In every track but one, they will most likely try and bury you in this highly aggressive sound that they have very well established before hand and you want to continuously be pelted by this incredible force. Even if you don’t like incredibly aggressive music, I can almost guarantee you will like something from this. The drums are also incredibly fast and powerful and add to the pressure of this driving force. No need to take their foot off of the accelerator on this one for them, they do change things up often and can somehow fit in 70,000 tons of force in what seems like one track. The guitars and bass, while not incredibly heavy, don’t really have to be either because of the way they hold up everything else. No seriously, they can easily catch up with the drums and even have lightning fast solos occasionally that do soften the pressure a bit, in my case, and gives you room to breathe, yet it still maintains weight and legs to stand on.

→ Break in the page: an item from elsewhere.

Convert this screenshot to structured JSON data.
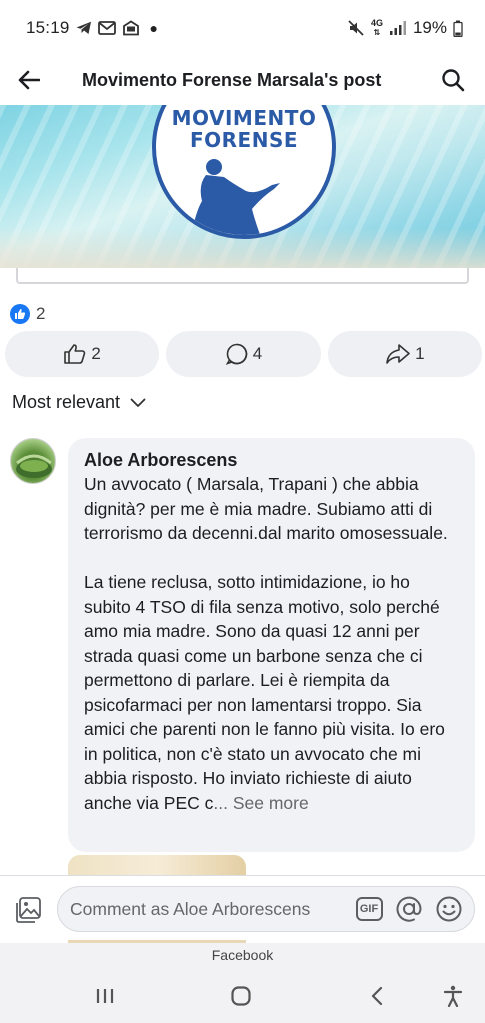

The lyrics can be a bit graphic however, this is grindcore, it’s something to expect, but if you can get past that as a lyrical person and not take offense to it, you’re in the clear. Songs like Forced Gender Reassignment seem to have arguably the most vulgar and gross lyrics ever imaginable to the average mind although if you’re incredibly sensitive, grab a bucket, bowl, or have a bathroom nearby just in case you need to barf at the sight of the lyrics, trust me, you’ll thank me later. Although it isn’t for everyone, I can’t say it’s hard to recommend. This was one of the big, heavy weights back in 2012 in terms of releases and have been widely know still to this day. I consider this a great album.